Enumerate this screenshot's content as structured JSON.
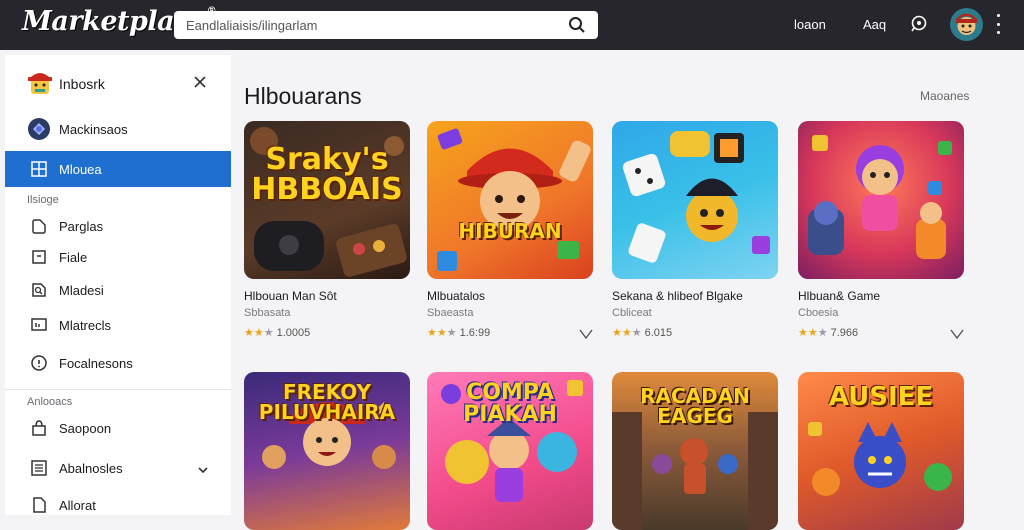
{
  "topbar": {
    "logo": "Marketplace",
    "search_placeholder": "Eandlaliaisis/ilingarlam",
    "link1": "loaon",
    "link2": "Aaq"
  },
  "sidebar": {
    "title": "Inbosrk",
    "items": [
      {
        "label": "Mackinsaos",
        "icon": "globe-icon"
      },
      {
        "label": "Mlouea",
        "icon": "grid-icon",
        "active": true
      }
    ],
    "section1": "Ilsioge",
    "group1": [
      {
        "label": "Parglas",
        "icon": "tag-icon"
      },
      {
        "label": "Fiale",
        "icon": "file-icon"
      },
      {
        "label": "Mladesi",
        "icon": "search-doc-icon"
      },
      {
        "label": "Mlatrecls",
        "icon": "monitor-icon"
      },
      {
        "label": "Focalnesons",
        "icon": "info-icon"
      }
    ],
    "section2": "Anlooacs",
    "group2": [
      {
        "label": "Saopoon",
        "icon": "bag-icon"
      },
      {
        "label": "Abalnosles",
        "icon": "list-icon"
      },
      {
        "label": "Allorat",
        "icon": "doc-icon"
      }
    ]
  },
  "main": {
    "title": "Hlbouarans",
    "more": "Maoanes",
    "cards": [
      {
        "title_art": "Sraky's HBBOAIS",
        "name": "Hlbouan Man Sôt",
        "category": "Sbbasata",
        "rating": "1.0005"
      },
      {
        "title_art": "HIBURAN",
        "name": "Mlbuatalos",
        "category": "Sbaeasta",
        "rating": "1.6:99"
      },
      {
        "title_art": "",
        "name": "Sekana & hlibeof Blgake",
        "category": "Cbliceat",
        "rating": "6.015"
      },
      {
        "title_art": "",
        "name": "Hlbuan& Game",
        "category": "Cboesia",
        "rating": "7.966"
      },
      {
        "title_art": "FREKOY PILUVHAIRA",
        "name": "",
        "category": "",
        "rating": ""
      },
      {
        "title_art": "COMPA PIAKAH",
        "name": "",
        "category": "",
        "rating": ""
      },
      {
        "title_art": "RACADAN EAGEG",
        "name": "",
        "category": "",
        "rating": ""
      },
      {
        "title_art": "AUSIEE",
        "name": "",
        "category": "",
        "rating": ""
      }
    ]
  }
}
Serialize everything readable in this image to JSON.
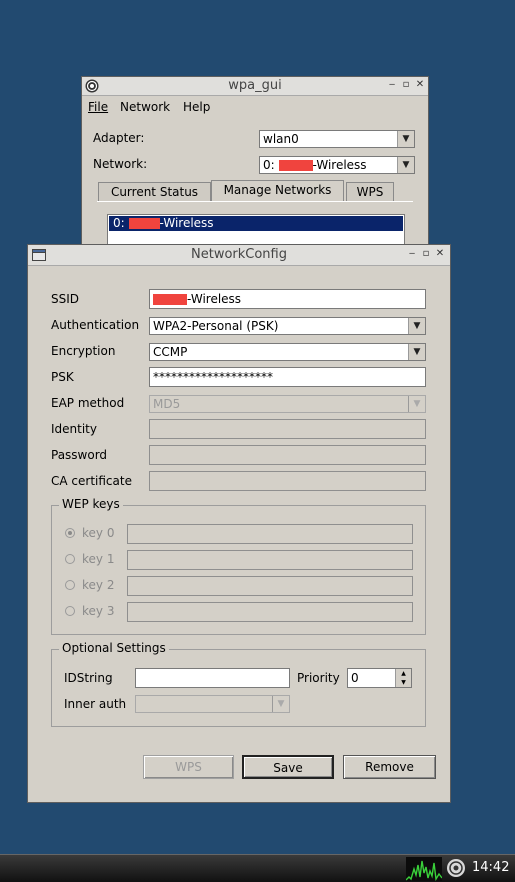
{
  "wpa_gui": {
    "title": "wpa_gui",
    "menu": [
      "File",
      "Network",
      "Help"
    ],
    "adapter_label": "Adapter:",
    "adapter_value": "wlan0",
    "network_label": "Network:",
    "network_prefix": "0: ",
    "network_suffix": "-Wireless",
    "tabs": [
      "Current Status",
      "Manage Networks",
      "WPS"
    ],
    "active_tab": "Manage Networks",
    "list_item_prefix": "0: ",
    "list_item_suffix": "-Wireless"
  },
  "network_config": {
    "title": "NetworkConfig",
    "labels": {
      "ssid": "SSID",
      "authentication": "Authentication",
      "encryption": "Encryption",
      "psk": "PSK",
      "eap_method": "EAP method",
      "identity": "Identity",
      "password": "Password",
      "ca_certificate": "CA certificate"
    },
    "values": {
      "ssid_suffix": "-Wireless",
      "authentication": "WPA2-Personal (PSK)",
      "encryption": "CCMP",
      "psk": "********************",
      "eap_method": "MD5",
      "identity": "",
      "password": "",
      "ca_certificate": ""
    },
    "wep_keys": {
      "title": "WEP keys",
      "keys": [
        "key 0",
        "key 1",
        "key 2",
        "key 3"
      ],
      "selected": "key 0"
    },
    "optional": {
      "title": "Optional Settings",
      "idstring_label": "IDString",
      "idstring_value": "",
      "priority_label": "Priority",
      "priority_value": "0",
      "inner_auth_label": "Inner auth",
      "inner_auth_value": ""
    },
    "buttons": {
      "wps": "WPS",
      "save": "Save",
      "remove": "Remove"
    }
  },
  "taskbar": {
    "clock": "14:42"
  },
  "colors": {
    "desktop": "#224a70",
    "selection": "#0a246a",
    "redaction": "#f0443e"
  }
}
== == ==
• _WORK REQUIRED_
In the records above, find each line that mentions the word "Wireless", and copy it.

• _SOLUTION TO THIS TASK_
    "network_suffix": "-Wireless",
    "list_item_suffix": "-Wireless"
      "ssid_suffix": "-Wireless",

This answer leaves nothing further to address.